Cartoon shorts, once a staple of movie shows (they gradually faded away following the advance of television in the 1950s), are being revived by the Walt Disney Co. under the prodding of Pixar's John Lasseter, the New York Times reported Sunday. Disney producer Don Hahn told the newspaper, "Shorts have always been a wellspring of techniques, ideas and young talent. It's exactly what Walt did, because it's a new studio now, with new talent coming up -- as it should. I think the shorts program can really grow this studio." The new cartoons will be screened with Disney films, Hahn said. ""You pay your 10 bucks to see a movie," he remarked, "and you get a surprise you hadn't counted on."

EXCISED BORAT SCENE APPEARS ON YOUTUBE

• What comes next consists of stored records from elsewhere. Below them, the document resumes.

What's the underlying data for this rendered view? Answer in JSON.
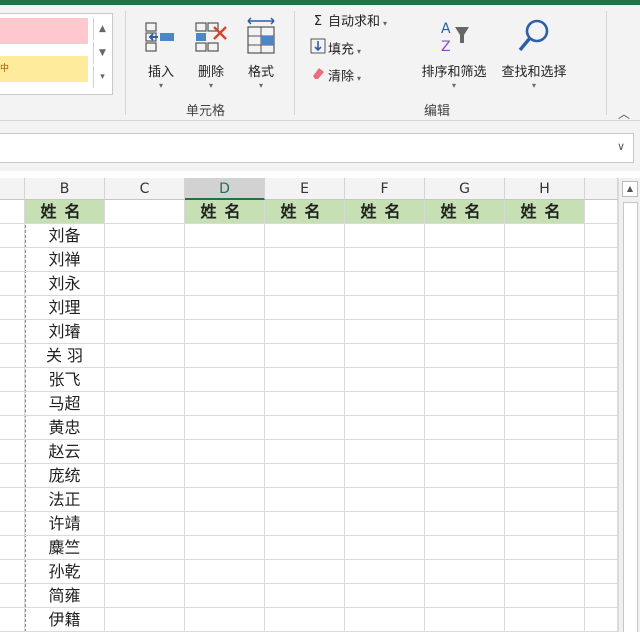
{
  "ribbon": {
    "cells_group": {
      "label": "单元格",
      "insert": "插入",
      "delete": "删除",
      "format": "格式"
    },
    "edit_group": {
      "label": "编辑",
      "autosum": "自动求和",
      "fill": "填充",
      "clear": "清除",
      "sort_filter": "排序和筛选",
      "find_select": "查找和选择"
    },
    "style_chip_text": "中"
  },
  "columns": [
    "B",
    "C",
    "D",
    "E",
    "F",
    "G",
    "H"
  ],
  "selected_column": "D",
  "header_text": "姓名",
  "names": [
    "刘备",
    "刘禅",
    "刘永",
    "刘理",
    "刘璿",
    "关 羽",
    "张飞",
    "马超",
    "黄忠",
    "赵云",
    "庞统",
    "法正",
    "许靖",
    "麋竺",
    "孙乾",
    "简雍",
    "伊籍"
  ],
  "colors": {
    "accent": "#217346",
    "header_fill": "#c6e0b4",
    "bad_style": "#ffc7ce",
    "neutral_style": "#ffeb9c"
  }
}
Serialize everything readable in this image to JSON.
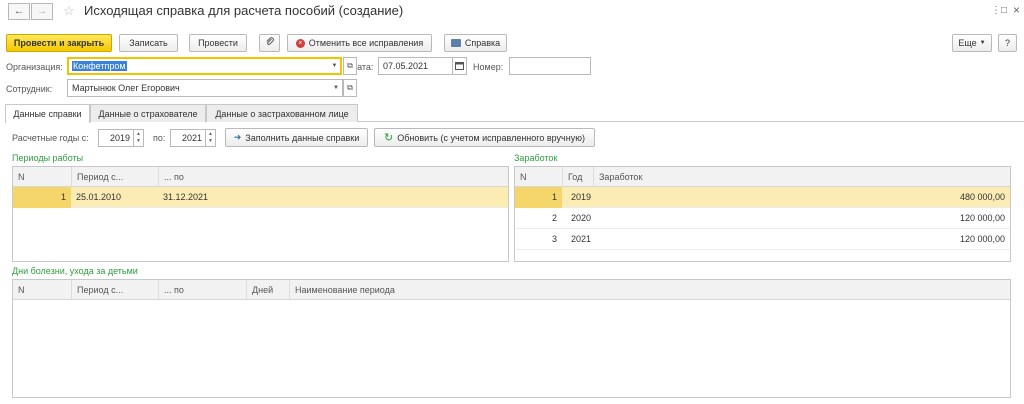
{
  "window": {
    "title": "Исходящая справка для расчета пособий (создание)",
    "back_glyph": "←",
    "forward_glyph": "→",
    "star_glyph": "☆",
    "more_glyph": "⋮",
    "restore_glyph": "□",
    "close_glyph": "×"
  },
  "toolbar": {
    "post_close": "Провести и закрыть",
    "save": "Записать",
    "post": "Провести",
    "cancel_corrections": "Отменить все исправления",
    "certificate": "Справка",
    "more": "Еще",
    "help": "?"
  },
  "header": {
    "org_label": "Организация:",
    "org_value": "Конфетпром",
    "date_label": "Дата:",
    "date_value": "07.05.2021",
    "number_label": "Номер:",
    "number_value": "",
    "employee_label": "Сотрудник:",
    "employee_value": "Мартынюк Олег Егорович"
  },
  "tabs": [
    {
      "label": "Данные справки"
    },
    {
      "label": "Данные о страхователе"
    },
    {
      "label": "Данные о застрахованном лице"
    }
  ],
  "years": {
    "label_from": "Расчетные годы с:",
    "from": "2019",
    "label_to": "по:",
    "to": "2021",
    "fill_button": "Заполнить данные справки",
    "refresh_button": "Обновить (с учетом исправленного вручную)"
  },
  "work_periods": {
    "title": "Периоды работы",
    "columns": [
      "N",
      "Период с...",
      "... по"
    ],
    "rows": [
      {
        "n": "1",
        "from": "25.01.2010",
        "to": "31.12.2021"
      }
    ]
  },
  "earnings": {
    "title": "Заработок",
    "columns": [
      "N",
      "Год",
      "Заработок"
    ],
    "rows": [
      {
        "n": "1",
        "year": "2019",
        "amount": "480 000,00"
      },
      {
        "n": "2",
        "year": "2020",
        "amount": "120 000,00"
      },
      {
        "n": "3",
        "year": "2021",
        "amount": "120 000,00"
      }
    ]
  },
  "sick_days": {
    "title": "Дни болезни, ухода за детьми",
    "columns": [
      "N",
      "Период с...",
      "... по",
      "Дней",
      "Наименование периода"
    ]
  },
  "colors": {
    "accent_yellow": "#f5c800",
    "section_green": "#2e9e3e",
    "selected_row": "#fbecb4"
  }
}
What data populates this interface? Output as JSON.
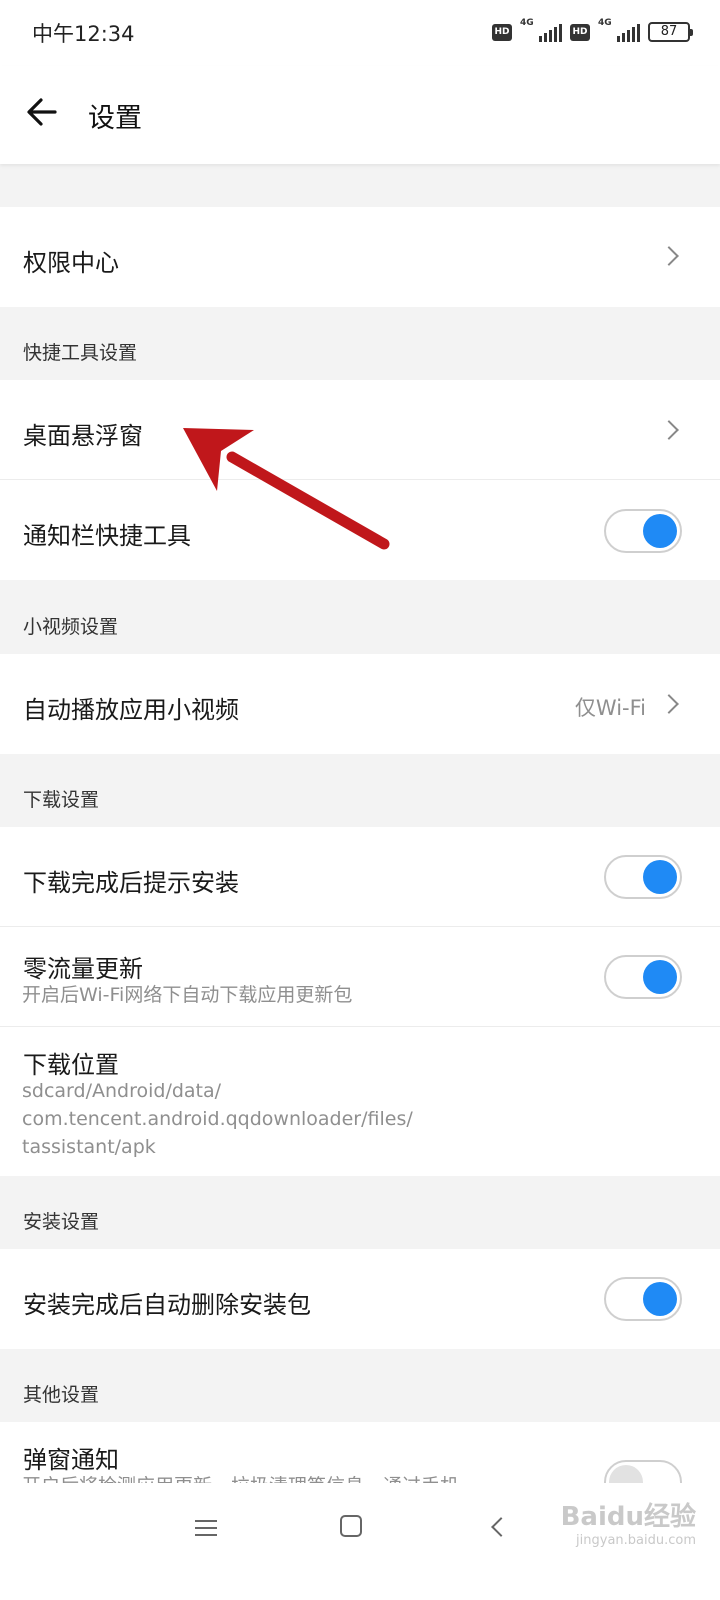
{
  "status_bar": {
    "time": "中午12:34",
    "hd_1": "HD",
    "net_1": "4G",
    "hd_2": "HD",
    "net_2": "4G",
    "battery": "87"
  },
  "header": {
    "title": "设置"
  },
  "permission_center": {
    "label": "权限中心"
  },
  "quick_tools": {
    "header": "快捷工具设置",
    "floating_window_label": "桌面悬浮窗",
    "notification_tools_label": "通知栏快捷工具",
    "notification_tools_on": true
  },
  "mini_video": {
    "header": "小视频设置",
    "autoplay_label": "自动播放应用小视频",
    "autoplay_value": "仅Wi-Fi"
  },
  "download": {
    "header": "下载设置",
    "prompt_install_label": "下载完成后提示安装",
    "prompt_install_on": true,
    "zero_traffic_label": "零流量更新",
    "zero_traffic_sub": "开启后Wi-Fi网络下自动下载应用更新包",
    "zero_traffic_on": true,
    "location_label": "下载位置",
    "location_path_1": "sdcard/Android/data/",
    "location_path_2": "com.tencent.android.qqdownloader/files/",
    "location_path_3": "tassistant/apk"
  },
  "install": {
    "header": "安装设置",
    "auto_delete_label": "安装完成后自动删除安装包",
    "auto_delete_on": true
  },
  "other": {
    "header": "其他设置",
    "popup_label": "弹窗通知",
    "popup_sub": "开启后将检测应用更新、垃圾清理等信息，通过手机",
    "popup_on": false
  },
  "watermark": {
    "main": "Baidu经验",
    "sub": "jingyan.baidu.com"
  },
  "colors": {
    "accent": "#1f8af5",
    "annotation_arrow": "#c0171b"
  }
}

A scene shot for Borat: Cultural Learnings of America for Make Benefit Glorious Nation of Kazakhstan was removed after a sheriff's deputy working at the Imperial County, California jail figured that he and his colleagues were part of a ruse and ordered Sacha Baron Cohen and his crew out, according to today's (Monday) Los Angeles Times. In the footage, as Borat is being shown the jail, he remarks, "I like-a this place. ... Very nice. When you make all the mens do a pyramid, can I be on top?" (A reference to the infamous Abu Ghraib photo.) Sheriff Harold Carter later threatened to sue if the scene was included in the movie. While it did not make the final cut of the movie, the excised scene has been uploaded on YouTube, the Times said.

Brian B.